How do I prove what I'm doing isn't a "substantial Improvement"?

The "proof" would consist of the submittal of a reasonably detailed estimate by a qualified person of the cost of all the work to be done to the structure, and a professional appraisal of the current value of the structure.

The estimate must include all work to be done to any addition to the existing house, and any work to be done in the existing house. In other words, all the work covered by your anticipated building permit, except for the cost of permit, license, architect, design, or other fees, and the cost of any improvements not part of the structure, such as pools, landscaping, and detached structures.

The cost estimate must also include minor work such as painting and flooring, built-in appliances, and the fair market value of any free or donated labor or materials.

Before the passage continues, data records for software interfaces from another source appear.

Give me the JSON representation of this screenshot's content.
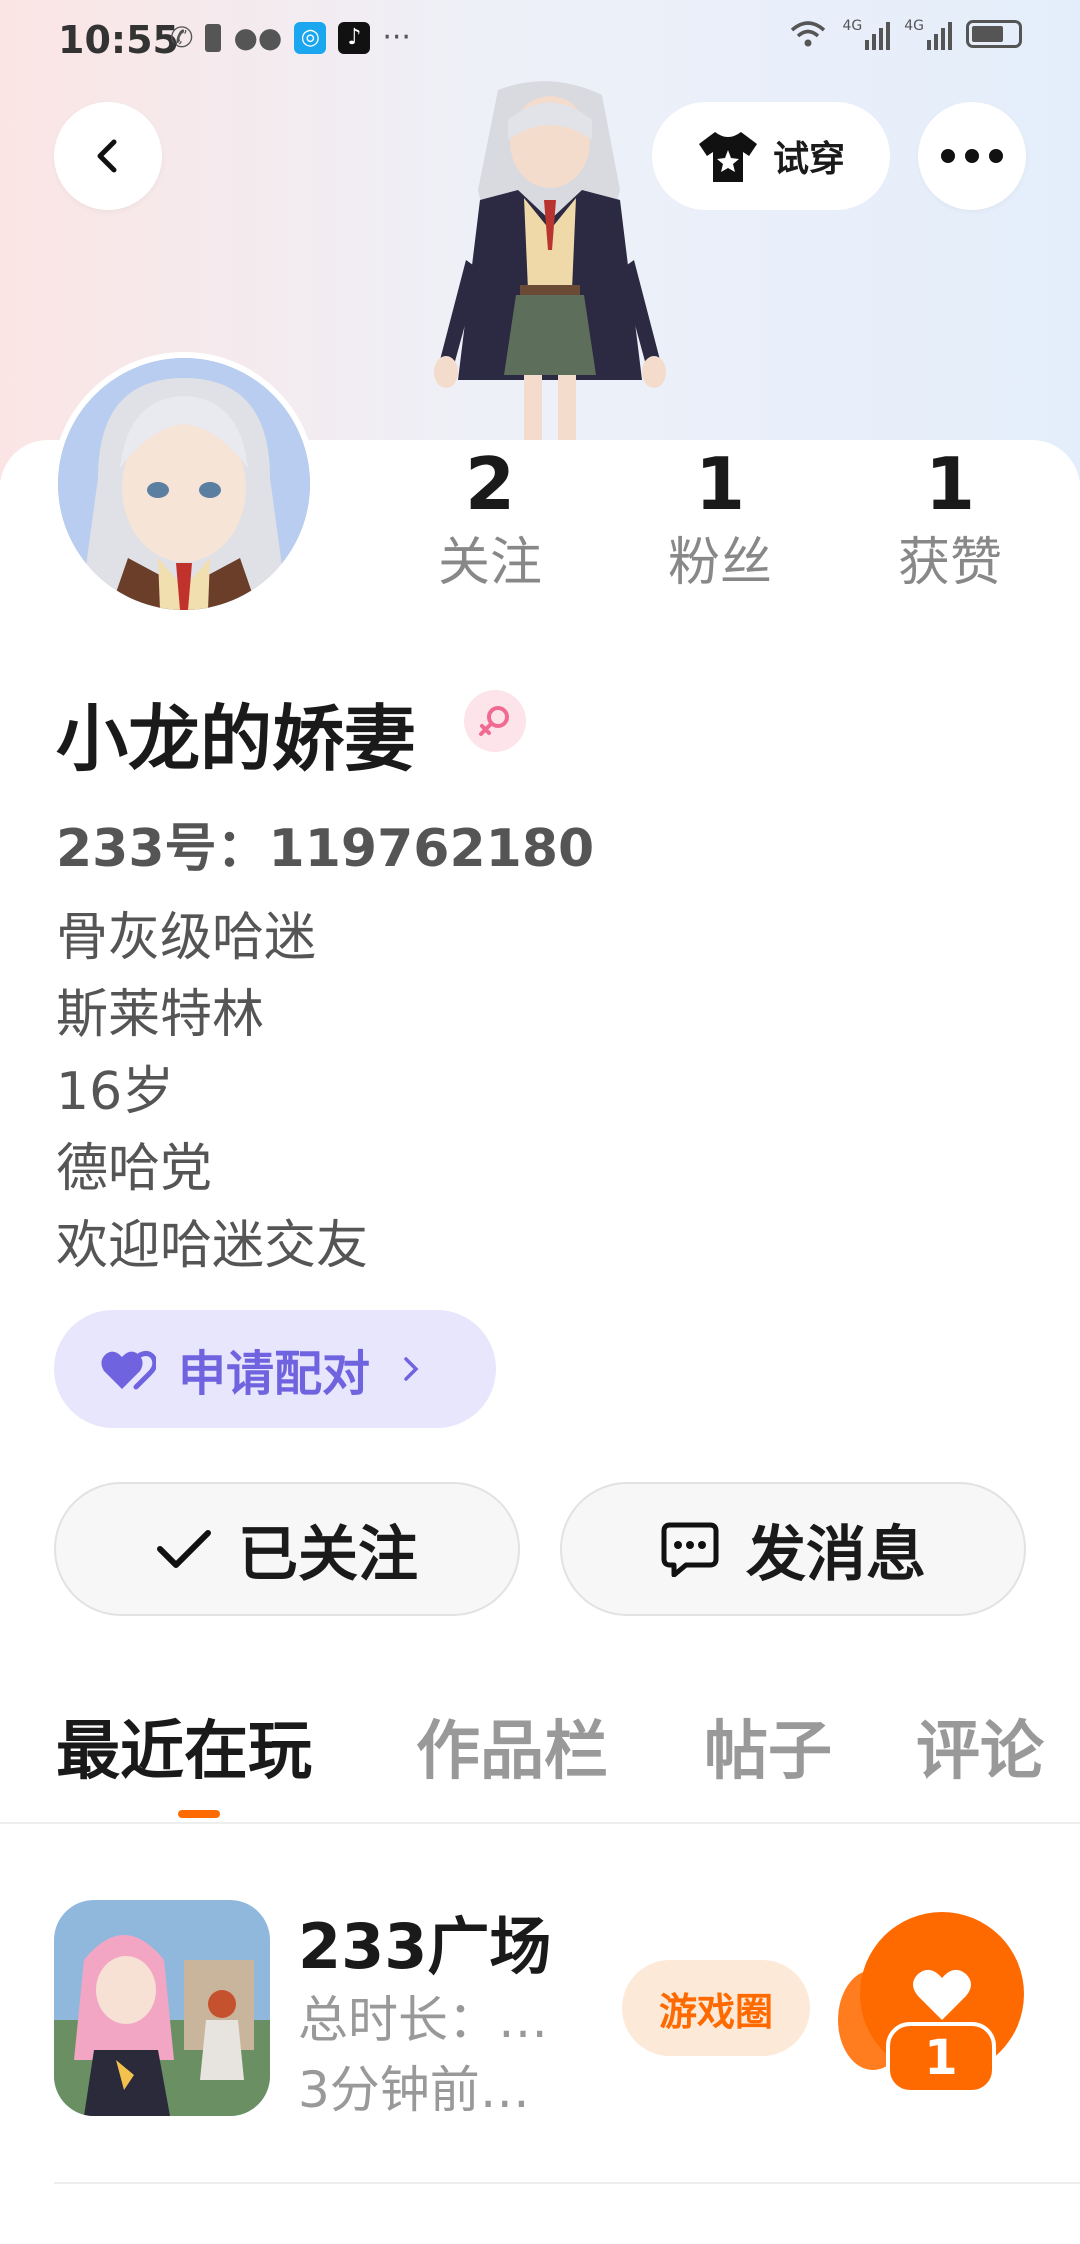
{
  "status_bar": {
    "time": "10:55",
    "more": "···",
    "network_1": "4G",
    "network_2": "4G"
  },
  "header": {
    "tryon_label": "试穿"
  },
  "stats": [
    {
      "value": "2",
      "label": "关注"
    },
    {
      "value": "1",
      "label": "粉丝"
    },
    {
      "value": "1",
      "label": "获赞"
    }
  ],
  "profile": {
    "username": "小龙的娇妻",
    "user_id": "233号：119762180",
    "bio": [
      "骨灰级哈迷",
      "斯莱特林",
      "16岁",
      "德哈党",
      "欢迎哈迷交友"
    ]
  },
  "pair_button": {
    "label": "申请配对"
  },
  "actions": {
    "follow_label": "已关注",
    "message_label": "发消息"
  },
  "tabs": [
    "最近在玩",
    "作品栏",
    "帖子",
    "评论"
  ],
  "recent_game": {
    "title": "233广场",
    "total_time": "总时长：…",
    "last_played": "3分钟前…",
    "circle_label": "游戏圈",
    "like_count": "1"
  },
  "colors": {
    "accent": "#ff6a00",
    "pair_purple": "#6f63e0",
    "pair_bg": "#e8e6fc"
  }
}
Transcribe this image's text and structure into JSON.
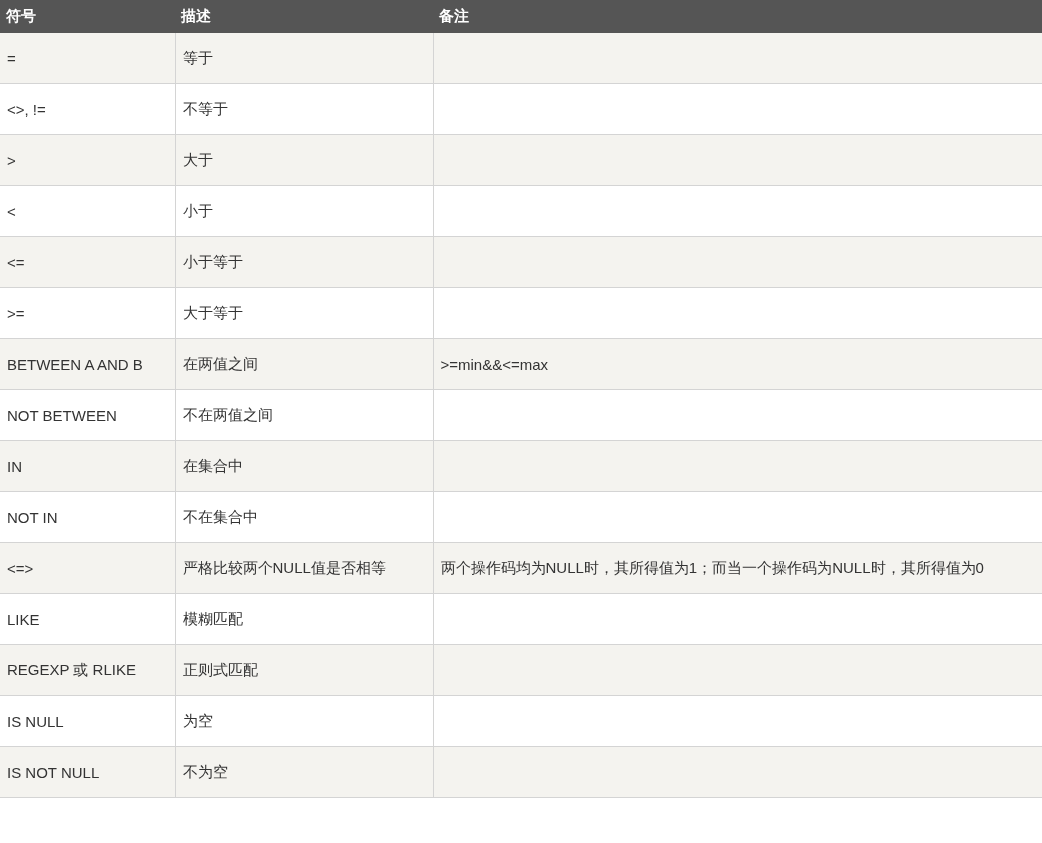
{
  "table": {
    "columns": [
      "符号",
      "描述",
      "备注"
    ],
    "rows": [
      [
        "=",
        "等于",
        ""
      ],
      [
        "<>, !=",
        "不等于",
        ""
      ],
      [
        ">",
        "大于",
        ""
      ],
      [
        "<",
        "小于",
        ""
      ],
      [
        "<=",
        "小于等于",
        ""
      ],
      [
        ">=",
        "大于等于",
        ""
      ],
      [
        "BETWEEN A AND B",
        "在两值之间",
        ">=min&&<=max"
      ],
      [
        "NOT BETWEEN",
        "不在两值之间",
        ""
      ],
      [
        "IN",
        "在集合中",
        ""
      ],
      [
        "NOT IN",
        "不在集合中",
        ""
      ],
      [
        "<=>",
        "严格比较两个NULL值是否相等",
        "两个操作码均为NULL时，其所得值为1；而当一个操作码为NULL时，其所得值为0"
      ],
      [
        "LIKE",
        "模糊匹配",
        ""
      ],
      [
        "REGEXP 或 RLIKE",
        "正则式匹配",
        ""
      ],
      [
        "IS NULL",
        "为空",
        ""
      ],
      [
        "IS NOT NULL",
        "不为空",
        ""
      ]
    ]
  }
}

The appraisal must be by a practicing appraiser (of a stature acceptable to lenders) of the current market value of the structure to be improved. This value cannot include the value of the land or any improvements not a direct part of the structure. For instance it cannot include the value of pools, guest houses or detached garages (although an attached garage can be included).

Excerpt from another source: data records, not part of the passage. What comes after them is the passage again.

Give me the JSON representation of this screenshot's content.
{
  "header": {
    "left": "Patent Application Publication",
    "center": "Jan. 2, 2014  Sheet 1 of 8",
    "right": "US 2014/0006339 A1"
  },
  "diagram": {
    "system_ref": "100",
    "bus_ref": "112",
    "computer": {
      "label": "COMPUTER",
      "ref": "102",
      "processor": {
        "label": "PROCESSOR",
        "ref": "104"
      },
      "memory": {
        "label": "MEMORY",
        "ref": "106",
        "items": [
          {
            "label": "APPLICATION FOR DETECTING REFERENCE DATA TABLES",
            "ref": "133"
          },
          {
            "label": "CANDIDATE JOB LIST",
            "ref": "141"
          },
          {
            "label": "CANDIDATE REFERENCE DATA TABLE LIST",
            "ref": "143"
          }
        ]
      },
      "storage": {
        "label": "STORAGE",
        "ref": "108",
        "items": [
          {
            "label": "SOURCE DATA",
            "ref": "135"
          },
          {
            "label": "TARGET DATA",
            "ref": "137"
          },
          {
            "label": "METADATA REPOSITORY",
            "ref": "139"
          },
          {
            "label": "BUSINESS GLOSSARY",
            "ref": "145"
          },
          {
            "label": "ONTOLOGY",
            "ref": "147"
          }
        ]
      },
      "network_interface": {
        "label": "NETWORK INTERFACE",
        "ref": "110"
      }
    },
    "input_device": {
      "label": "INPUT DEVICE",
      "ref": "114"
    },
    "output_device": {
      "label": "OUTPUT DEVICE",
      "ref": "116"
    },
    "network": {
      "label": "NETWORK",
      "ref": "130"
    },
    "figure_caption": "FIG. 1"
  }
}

The documents will be compared to the submitted building plans and reviewed for reasonableness by Public Works Engineering to determine whether the figures supplied justify the conclusion that the proposed work is not a "substantial improvement". If not, that conclusion will be documented and the applicant will be able to proceed without needing to meet the flood zone requirements.

If my house were damaged by fire or earthquake, do the repairs count towards "substantial improvement"?

Damage is handled a little differently. The requirements depend on the concept of "substantial damage":

Substantial Damage

". . . damage of any origin . . . where the cost of restoring the structure to its before damaged condition would equal or exceed 50 per cent of the market value of the structure before the damage occurred." [44CFR59.1]

The regulations go on to require that the "substantial improvement" rules apply to "substantial damage" even if the structure is not restored fully to its predamage condition. Scope of current repair work is not what counts, but rather what it would cost to do the complete restoration. For instance, if it would cost 55% of the predamage market value of the structure to fully repair the damage, it will be necessary to meet the elevation and basement requirements even if the current repair work will only be 5% of the predamage market value.

Variances are available for relief from other zoning requirements. How about the flood zone requirements?

Theoretically, variances are available for cases of sufficient hardship. In the past, the city issued a number of variances based on a misunderstanding of the degree and nature of hardship required. Subsequently, FEMA issued more detailed interpretations that the hardship had to be due to the peculiar nature of a single piece of land compared to other land in the area and that personal or economic hardship was insufficient. Thus far, FEMA has provided a number of examples of hardship that do not qualify for a variance, but none that demonstrate what does qualify. For all practical purposes, variances are extremely difficult to justify.

My property is commercial. Does it have to meet all of the requirements?

Nonresidential construction and improvement must meet all of the requirements, with one significant exception: it is not necessary to construct the first floor level at or above the flood height as long as the structure is "dry" floodproofed up to the flood level. Such "flood proofing" must be certified as meeting the requirements by a registered professional engineer.

This publication is intended to be an informal means of informing the public about a City process. Although it is assumed the information provided is accurate, this publication only provides an overview and is not intended to create any sort of legal obligation on the City's part. The actual process is governed by City ordinances, regulations and procedures which implement relevant provisions of the Code of Federal Regulations. The reader should make specific inquiry for specific cases.

Last Updated: March 14, 2007